Find every line in the data that contains the word "icon". Return each of those lines.

(Saved entries)
• • • • • • •

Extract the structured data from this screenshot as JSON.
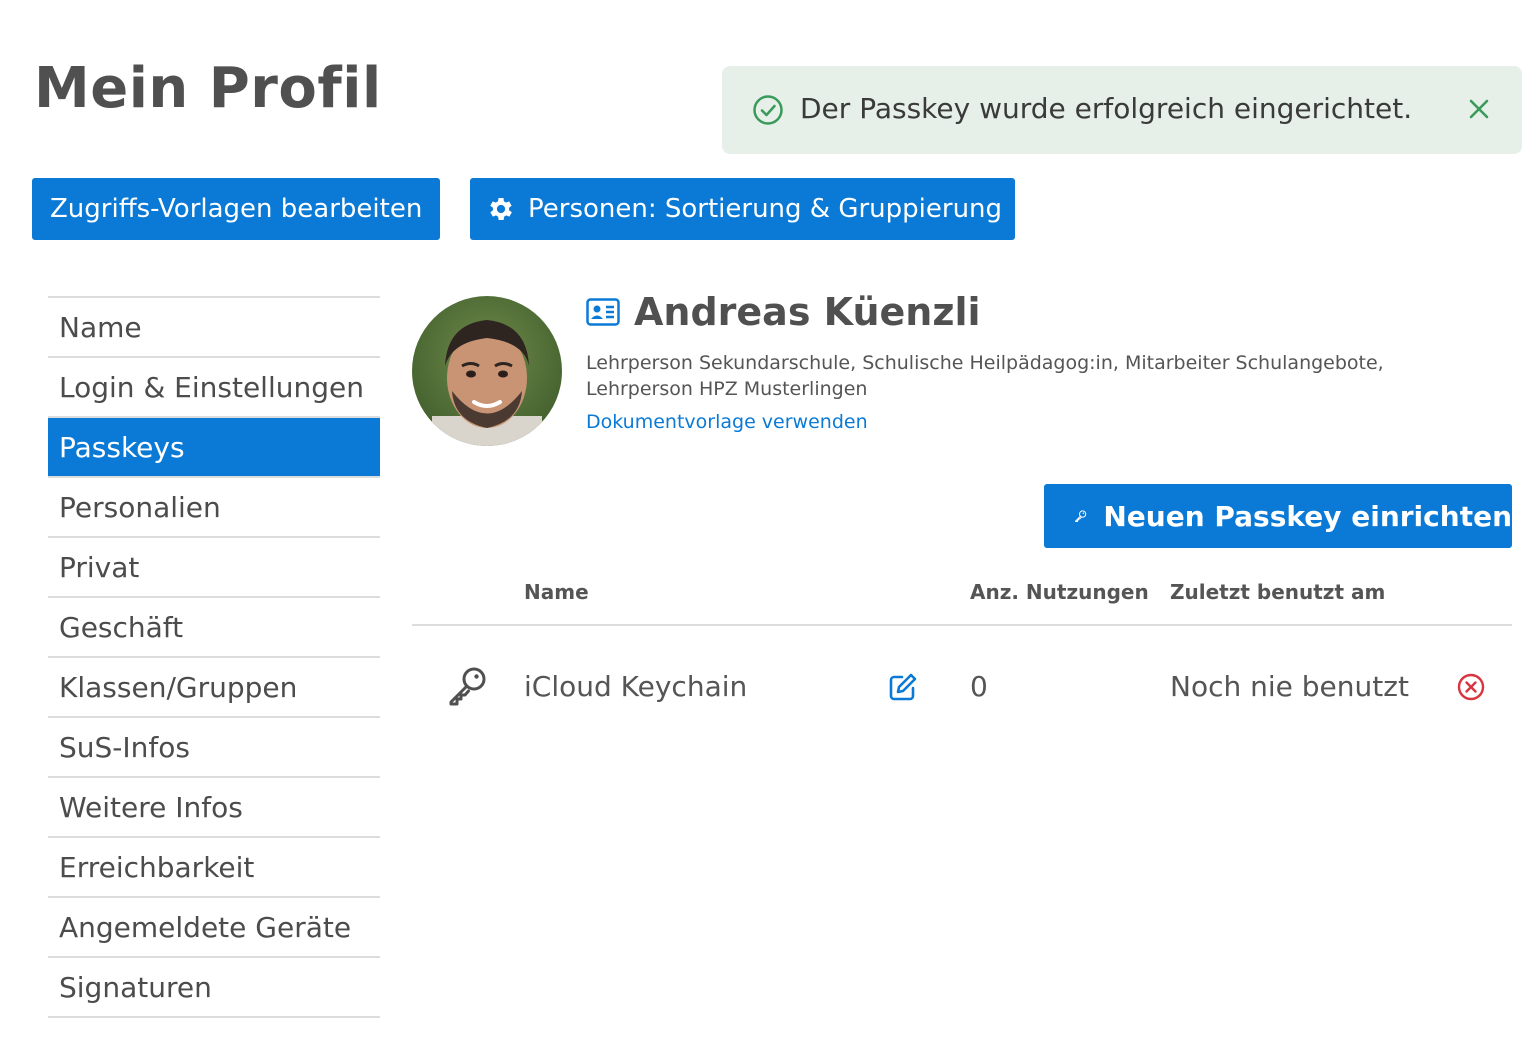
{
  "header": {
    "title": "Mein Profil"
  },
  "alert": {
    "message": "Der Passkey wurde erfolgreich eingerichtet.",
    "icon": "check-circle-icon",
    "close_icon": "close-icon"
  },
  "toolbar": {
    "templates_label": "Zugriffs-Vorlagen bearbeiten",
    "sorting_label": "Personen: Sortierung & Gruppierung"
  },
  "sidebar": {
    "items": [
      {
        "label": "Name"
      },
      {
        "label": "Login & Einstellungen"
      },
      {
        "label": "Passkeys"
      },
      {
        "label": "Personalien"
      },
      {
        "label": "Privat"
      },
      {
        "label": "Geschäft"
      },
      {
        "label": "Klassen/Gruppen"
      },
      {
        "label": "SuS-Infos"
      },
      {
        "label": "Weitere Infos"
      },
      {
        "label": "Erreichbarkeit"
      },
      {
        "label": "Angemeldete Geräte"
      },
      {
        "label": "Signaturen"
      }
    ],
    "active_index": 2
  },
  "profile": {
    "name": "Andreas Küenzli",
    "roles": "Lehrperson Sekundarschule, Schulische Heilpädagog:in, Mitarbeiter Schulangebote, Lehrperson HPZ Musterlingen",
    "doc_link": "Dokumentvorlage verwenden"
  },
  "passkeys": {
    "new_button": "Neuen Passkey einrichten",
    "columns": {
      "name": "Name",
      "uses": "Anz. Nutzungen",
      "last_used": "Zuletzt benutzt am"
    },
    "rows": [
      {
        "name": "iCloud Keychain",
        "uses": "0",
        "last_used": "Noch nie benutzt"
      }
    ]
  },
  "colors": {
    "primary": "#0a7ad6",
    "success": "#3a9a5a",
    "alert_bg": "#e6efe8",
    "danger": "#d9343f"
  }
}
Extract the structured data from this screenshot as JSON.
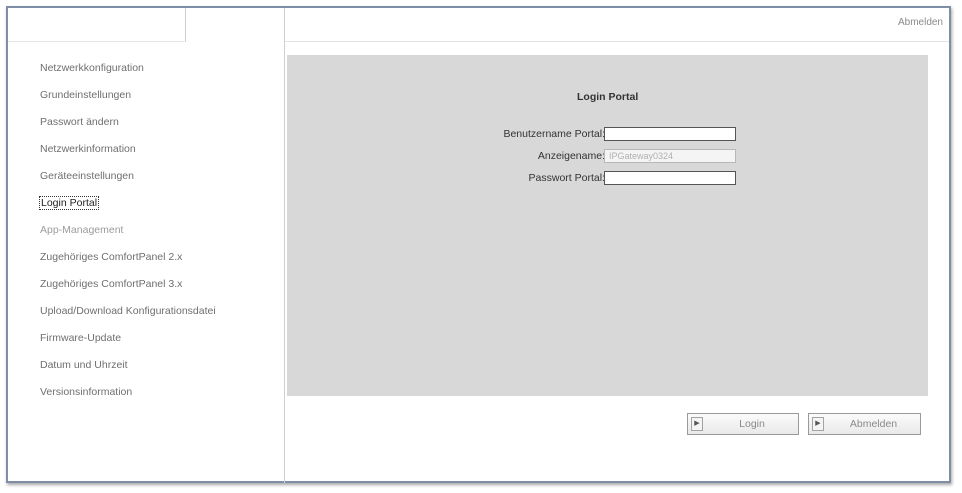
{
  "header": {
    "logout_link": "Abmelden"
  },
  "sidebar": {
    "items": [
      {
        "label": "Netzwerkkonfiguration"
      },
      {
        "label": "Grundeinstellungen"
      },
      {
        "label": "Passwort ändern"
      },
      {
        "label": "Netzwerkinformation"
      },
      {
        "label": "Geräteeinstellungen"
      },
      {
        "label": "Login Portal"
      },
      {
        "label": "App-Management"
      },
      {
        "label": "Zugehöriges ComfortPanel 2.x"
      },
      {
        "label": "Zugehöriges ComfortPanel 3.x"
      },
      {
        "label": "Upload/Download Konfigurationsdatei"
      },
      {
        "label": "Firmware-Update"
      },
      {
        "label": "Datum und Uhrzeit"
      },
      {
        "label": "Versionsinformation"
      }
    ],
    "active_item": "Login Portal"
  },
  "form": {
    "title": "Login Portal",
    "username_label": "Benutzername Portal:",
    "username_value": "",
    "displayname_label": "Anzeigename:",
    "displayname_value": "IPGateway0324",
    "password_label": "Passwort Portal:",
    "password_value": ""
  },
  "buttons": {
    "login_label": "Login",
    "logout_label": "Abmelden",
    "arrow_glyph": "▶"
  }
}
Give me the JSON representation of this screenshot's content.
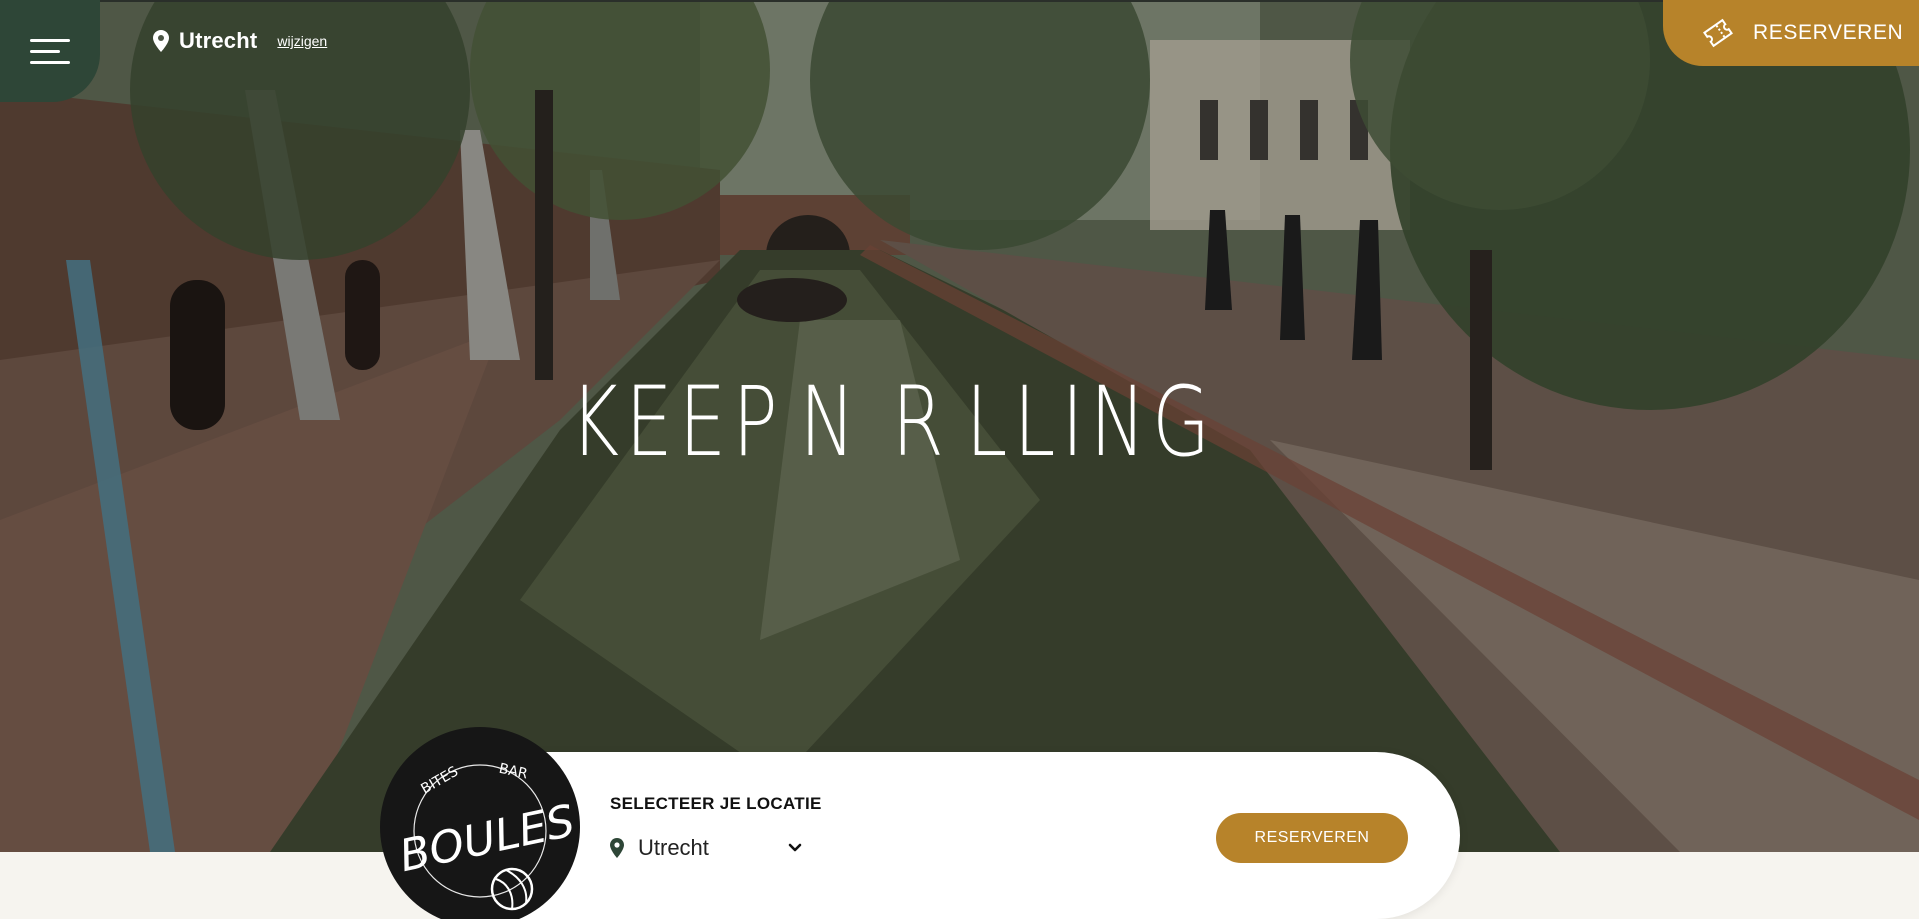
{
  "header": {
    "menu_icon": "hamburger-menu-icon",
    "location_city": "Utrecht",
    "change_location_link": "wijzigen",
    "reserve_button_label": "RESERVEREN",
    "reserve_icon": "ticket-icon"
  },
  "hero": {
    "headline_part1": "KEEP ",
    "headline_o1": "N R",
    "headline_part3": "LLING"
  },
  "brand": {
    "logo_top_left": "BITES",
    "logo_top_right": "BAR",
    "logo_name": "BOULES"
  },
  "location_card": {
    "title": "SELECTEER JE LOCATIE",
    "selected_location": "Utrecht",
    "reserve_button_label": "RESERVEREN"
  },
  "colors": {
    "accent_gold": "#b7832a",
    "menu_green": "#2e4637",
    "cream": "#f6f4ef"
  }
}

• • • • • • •

*Output of the exercise*
    "icon": "check-circle-icon",
    "close_icon": "close-icon"
    "menu_icon": "hamburger-menu-icon",
    "reserve_icon": "ticket-icon"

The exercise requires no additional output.